In the reserve section (U1800) there were also five Oregon scholastic players. Maxwell Sun (5th grade, Hoover Elementary School in Corvallis) scored the highest (3/5) among all juniors in the reserve section. It all came down to the last round game against Dhruva Chatterjee (7th grade, Athey Creek Middle School in Wilsonville): the winner would be the the top scorer. Druva played the Catalan, a difficult opening that’s popular among recent world class players. Garry Kasparov, Victor Korchnoi, Vladimir Kramnik, and Viswanathan Anand all played it in world championship matches or semi-finals. It’s been an effective weapon for the likes of world champions Anand and Kramnik to beat number one contenter Veselin Topalov, but it’s a difficult tool for lower-rated players to wield. If you don’t believe me, try playing it against Max sometime.

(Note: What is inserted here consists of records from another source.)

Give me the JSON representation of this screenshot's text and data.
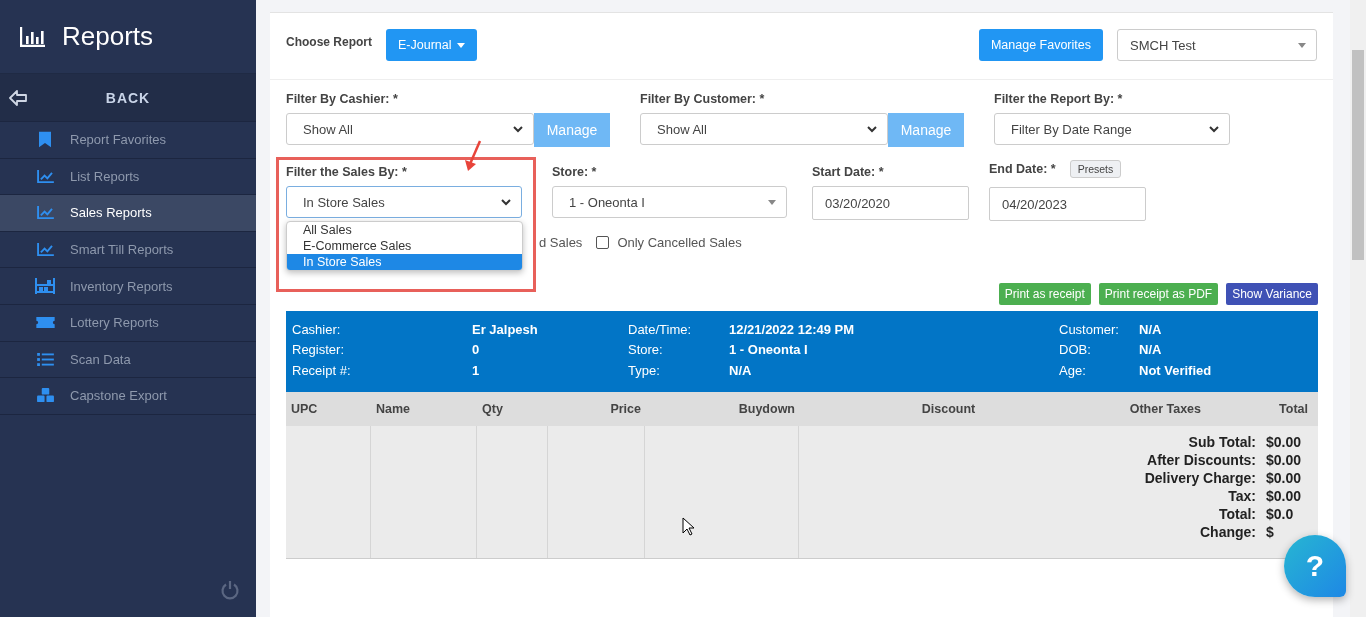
{
  "sidebar": {
    "title": "Reports",
    "back": "BACK",
    "items": [
      {
        "label": "Report Favorites",
        "selected": false
      },
      {
        "label": "List Reports",
        "selected": false
      },
      {
        "label": "Sales Reports",
        "selected": true
      },
      {
        "label": "Smart Till Reports",
        "selected": false
      },
      {
        "label": "Inventory Reports",
        "selected": false
      },
      {
        "label": "Lottery Reports",
        "selected": false
      },
      {
        "label": "Scan Data",
        "selected": false
      },
      {
        "label": "Capstone Export",
        "selected": false
      }
    ]
  },
  "toolbar": {
    "choose_label": "Choose Report",
    "report_button": "E-Journal",
    "favorites_button": "Manage Favorites",
    "profile_select": "SMCH Test"
  },
  "filters_row1": [
    {
      "label": "Filter By Cashier: *",
      "value": "Show All",
      "manage": "Manage"
    },
    {
      "label": "Filter By Customer: *",
      "value": "Show All",
      "manage": "Manage"
    },
    {
      "label": "Filter the Report By: *",
      "value": "Filter By Date Range"
    }
  ],
  "filters_row2": {
    "sales_label": "Filter the Sales By: *",
    "sales_value": "In Store Sales",
    "sales_options": [
      {
        "label": "All Sales",
        "selected": false
      },
      {
        "label": "E-Commerce Sales",
        "selected": false
      },
      {
        "label": "In Store Sales",
        "selected": true
      }
    ],
    "store_label": "Store: *",
    "store_value": "1 - Oneonta I",
    "start_label": "Start Date: *",
    "start_value": "03/20/2020",
    "end_label": "End Date: *",
    "end_value": "04/20/2023",
    "presets": "Presets"
  },
  "checkboxes": {
    "hidden_label_tail": "d Sales",
    "items": [
      {
        "label": "Only Cancelled Sales",
        "checked": false
      }
    ]
  },
  "actions": [
    "Print as receipt",
    "Print receipt as PDF",
    "Show Variance"
  ],
  "receipt": {
    "info_rows": [
      [
        {
          "label": "Cashier:",
          "value": "Er Jalpesh"
        },
        {
          "label": "Date/Time:",
          "value": "12/21/2022 12:49 PM"
        },
        {
          "label": "Customer:",
          "value": "N/A"
        }
      ],
      [
        {
          "label": "Register:",
          "value": "0"
        },
        {
          "label": "Store:",
          "value": "1 - Oneonta I"
        },
        {
          "label": "DOB:",
          "value": "N/A"
        }
      ],
      [
        {
          "label": "Receipt #:",
          "value": "1"
        },
        {
          "label": "Type:",
          "value": "N/A"
        },
        {
          "label": "Age:",
          "value": "Not Verified"
        }
      ]
    ],
    "columns": [
      "UPC",
      "Name",
      "Qty",
      "Price",
      "Buydown",
      "Discount",
      "Other Taxes",
      "Total"
    ],
    "totals": [
      {
        "label": "Sub Total:",
        "value": "$0.00"
      },
      {
        "label": "After Discounts:",
        "value": "$0.00"
      },
      {
        "label": "Delivery Charge:",
        "value": "$0.00"
      },
      {
        "label": "Tax:",
        "value": "$0.00"
      },
      {
        "label": "Total:",
        "value": "$0.0"
      },
      {
        "label": "Change:",
        "value": "$"
      }
    ]
  },
  "help_button": "?"
}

Dhruva was the second highest-scoring junior in the reserve section at 2.5/5, tied with his dad, Sandip. Also tied with Dhruva was Pranav Sharan (7th grade, Lake Oswego). In a tough-fought battle against Jerrold Richards, Pranav had only his king left to face Jerrold’s king + pawn. However, Pranav was able to show off a little of his endgame skill. He took the opposition for a draw (if you don’t know what “take the opposition” means, please read about it in an endgame book or ask your friendly neighborhood chess whiz about it. You’ll be glad you did.). Takuma Sato-Duncan (8th grade, Mt. Tabor Middle School) is relatively new to competitive chess. He played his first USCF-rated tournament this summer, but he is already one of the top eighth graders in the state. It won’t be long before he is battling David and Erik for the top spot. Venkat Doddapeneni (6th grade, Stoller Middle School) is another of those tough players that always seems to “play up”. It’s hard when the average rating of your opponents with established ratings is nearly 300 points higher than yours, but Venkat keeps battling them at every opportunity. He shows great courage and great heart. Keep up the good work, Venkat, and soon there won’t be any higher sections for you to play in because you’ll be at the top!